Time:The project took slightly over 11 hours of work, not including drafting the pattern (which if I recall, was only around 1/2 hour), or adjustments
Bibliography:Jones, Amanda. Rules and directions for cutting men's clothes, by the square rule : by which, in a few hours, a person may acquire such a knowledge of the art, as will enable him to cut all sizes and fashions, with the greatest accuracy. (Middlebury, 1822) [Accessed digitally via archive.org on 7-29-16] https://archive.org/details/rulesdirectionsf00jone
The National Archives, Currency converter. www.nationalarchives.gov.uk/currency/default0.asp#mid.
Richmond, Vivienne. ‘Indiscriminate liberality subverts the Morals and depraves the habits of the Poor’: A Contribution to the Debate on the Poor Law, Parish Clothing Relief and Clothing Societies in Early Nineteenth-Century England. Textile History, 40 (1), 51-69, May 2009. ISSN 0040-4969, Online ISSN: 1743-2952: Goldsmiths Research Online. (page 6)

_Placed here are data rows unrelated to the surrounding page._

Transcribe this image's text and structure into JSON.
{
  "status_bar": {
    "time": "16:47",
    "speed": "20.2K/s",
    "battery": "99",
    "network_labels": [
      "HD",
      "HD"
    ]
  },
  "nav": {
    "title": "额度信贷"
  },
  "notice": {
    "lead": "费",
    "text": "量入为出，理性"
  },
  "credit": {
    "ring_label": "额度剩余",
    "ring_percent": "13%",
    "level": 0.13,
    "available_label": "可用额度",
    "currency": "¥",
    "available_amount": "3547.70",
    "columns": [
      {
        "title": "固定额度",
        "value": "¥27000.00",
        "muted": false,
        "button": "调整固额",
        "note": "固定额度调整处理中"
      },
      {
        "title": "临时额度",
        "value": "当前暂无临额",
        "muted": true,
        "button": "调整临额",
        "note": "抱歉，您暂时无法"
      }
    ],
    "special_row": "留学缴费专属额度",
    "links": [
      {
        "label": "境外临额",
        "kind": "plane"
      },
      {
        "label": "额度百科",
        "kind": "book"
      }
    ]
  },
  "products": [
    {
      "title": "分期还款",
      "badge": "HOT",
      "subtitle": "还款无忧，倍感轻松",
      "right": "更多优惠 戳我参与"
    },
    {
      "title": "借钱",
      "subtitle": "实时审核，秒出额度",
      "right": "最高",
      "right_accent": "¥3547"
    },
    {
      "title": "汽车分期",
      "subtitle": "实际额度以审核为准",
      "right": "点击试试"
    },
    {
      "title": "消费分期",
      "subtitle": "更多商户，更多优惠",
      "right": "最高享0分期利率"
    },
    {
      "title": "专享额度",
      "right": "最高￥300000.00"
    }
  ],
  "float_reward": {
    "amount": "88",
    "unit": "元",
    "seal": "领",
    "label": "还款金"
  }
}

"Vic". Regency Fashion: Men's Breeches, Pantaloons, and Trousers. (Blog Post, 6-21-2013) https://janeaustensworld.wordpress.com/2013/06/21/regency-fashion-mens-breeches-pantaloons-and-trousers/. [Accessed: 7-30-16]
HSM Info:What the item is: Late Regency Front-fall trousers.
The Challenge: Monochrome...as you can see, they are white (for the nonce).
Fabric/Materials: Cotton Corduroy
Pattern: From Amanda Jones's 1822 cutter's guide.
Notions: Thread, recycled suit buttons used as the base for the fabric covered buttons.
How historically accurate is it?: I would say around 70%. The pattern is correct, of course. The fabric is even quite good--I can document white(ish) corduroy trousers to the period. But I machine sewed as much as possible, and my finishing techniques were...sloppy. Not appropriate for tailors at the time (although, I believe something like this would have come out of a "slop shop".
Hours to complete: 11 hours, 7 minutes.
First worn: For a LotR marathon on the 30th :D
Total cost: A grand total of 2-3 US dollars--I found the fabric in a thrift shop.
© John Frey, 2016. The Author of this work retains full copyright for this material. Permission is granted to make and distribute verbatim copies of this document for non-commercial private research or educational purposes provided the copyright notice and this permission notice are preserved on all copies. Photographs of my work may not be duplicated.